WORK TO BE COMPLETED —
Every entry must come back exactly as it was given.

INFORMATION GIVEN —

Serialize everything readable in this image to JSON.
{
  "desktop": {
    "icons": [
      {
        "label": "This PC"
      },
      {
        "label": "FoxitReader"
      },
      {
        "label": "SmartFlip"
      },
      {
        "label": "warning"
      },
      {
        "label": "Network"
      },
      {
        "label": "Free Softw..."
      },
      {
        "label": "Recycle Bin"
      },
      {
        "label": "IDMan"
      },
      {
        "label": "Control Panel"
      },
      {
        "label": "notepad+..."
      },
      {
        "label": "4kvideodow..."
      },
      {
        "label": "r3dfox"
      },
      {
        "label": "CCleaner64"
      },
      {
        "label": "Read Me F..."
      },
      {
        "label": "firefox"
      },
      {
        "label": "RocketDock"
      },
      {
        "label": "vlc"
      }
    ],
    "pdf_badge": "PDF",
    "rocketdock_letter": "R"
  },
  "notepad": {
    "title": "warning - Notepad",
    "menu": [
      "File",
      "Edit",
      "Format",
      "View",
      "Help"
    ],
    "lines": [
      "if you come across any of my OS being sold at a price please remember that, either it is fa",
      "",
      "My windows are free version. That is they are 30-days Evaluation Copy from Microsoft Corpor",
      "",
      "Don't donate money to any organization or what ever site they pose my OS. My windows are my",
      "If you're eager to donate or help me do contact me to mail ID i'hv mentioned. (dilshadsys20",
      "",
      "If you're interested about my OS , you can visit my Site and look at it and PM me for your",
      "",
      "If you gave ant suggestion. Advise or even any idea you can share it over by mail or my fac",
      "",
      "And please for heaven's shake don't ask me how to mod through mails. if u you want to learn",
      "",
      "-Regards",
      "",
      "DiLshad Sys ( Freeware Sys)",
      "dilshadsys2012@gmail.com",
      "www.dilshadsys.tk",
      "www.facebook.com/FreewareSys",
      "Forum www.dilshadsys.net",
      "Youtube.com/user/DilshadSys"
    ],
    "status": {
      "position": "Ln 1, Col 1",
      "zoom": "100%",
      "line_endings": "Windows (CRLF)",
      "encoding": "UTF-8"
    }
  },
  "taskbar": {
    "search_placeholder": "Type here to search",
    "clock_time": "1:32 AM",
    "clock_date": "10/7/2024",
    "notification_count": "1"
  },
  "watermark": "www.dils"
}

SOLUTION FOR THIS EXERCISE —
Serialize everything readable in this image to JSON.
{
  "desktop": {
    "icons": [
      {
        "label": "This PC"
      },
      {
        "label": "FoxitReader"
      },
      {
        "label": "SmartFlip"
      },
      {
        "label": "warning"
      },
      {
        "label": "Network"
      },
      {
        "label": "Free Softw..."
      },
      {
        "label": "Recycle Bin"
      },
      {
        "label": "IDMan"
      },
      {
        "label": "Control Panel"
      },
      {
        "label": "notepad+..."
      },
      {
        "label": "4kvideodow..."
      },
      {
        "label": "r3dfox"
      },
      {
        "label": "CCleaner64"
      },
      {
        "label": "Read Me F..."
      },
      {
        "label": "firefox"
      },
      {
        "label": "RocketDock"
      },
      {
        "label": "vlc"
      }
    ],
    "pdf_badge": "PDF",
    "rocketdock_letter": "R"
  },
  "notepad": {
    "title": "warning - Notepad",
    "menu": [
      "File",
      "Edit",
      "Format",
      "View",
      "Help"
    ],
    "lines": [
      "if you come across any of my OS being sold at a price please remember that, either it is fa",
      "",
      "My windows are free version. That is they are 30-days Evaluation Copy from Microsoft Corpor",
      "",
      "Don't donate money to any organization or what ever site they pose my OS. My windows are my",
      "If you're eager to donate or help me do contact me to mail ID i'hv mentioned. (dilshadsys20",
      "",
      "If you're interested about my OS , you can visit my Site and look at it and PM me for your",
      "",
      "If you gave ant suggestion. Advise or even any idea you can share it over by mail or my fac",
      "",
      "And please for heaven's shake don't ask me how to mod through mails. if u you want to learn",
      "",
      "-Regards",
      "",
      "DiLshad Sys ( Freeware Sys)",
      "dilshadsys2012@gmail.com",
      "www.dilshadsys.tk",
      "www.facebook.com/FreewareSys",
      "Forum www.dilshadsys.net",
      "Youtube.com/user/DilshadSys"
    ],
    "status": {
      "position": "Ln 1, Col 1",
      "zoom": "100%",
      "line_endings": "Windows (CRLF)",
      "encoding": "UTF-8"
    }
  },
  "taskbar": {
    "search_placeholder": "Type here to search",
    "clock_time": "1:32 AM",
    "clock_date": "10/7/2024",
    "notification_count": "1"
  },
  "watermark": "www.dils"
}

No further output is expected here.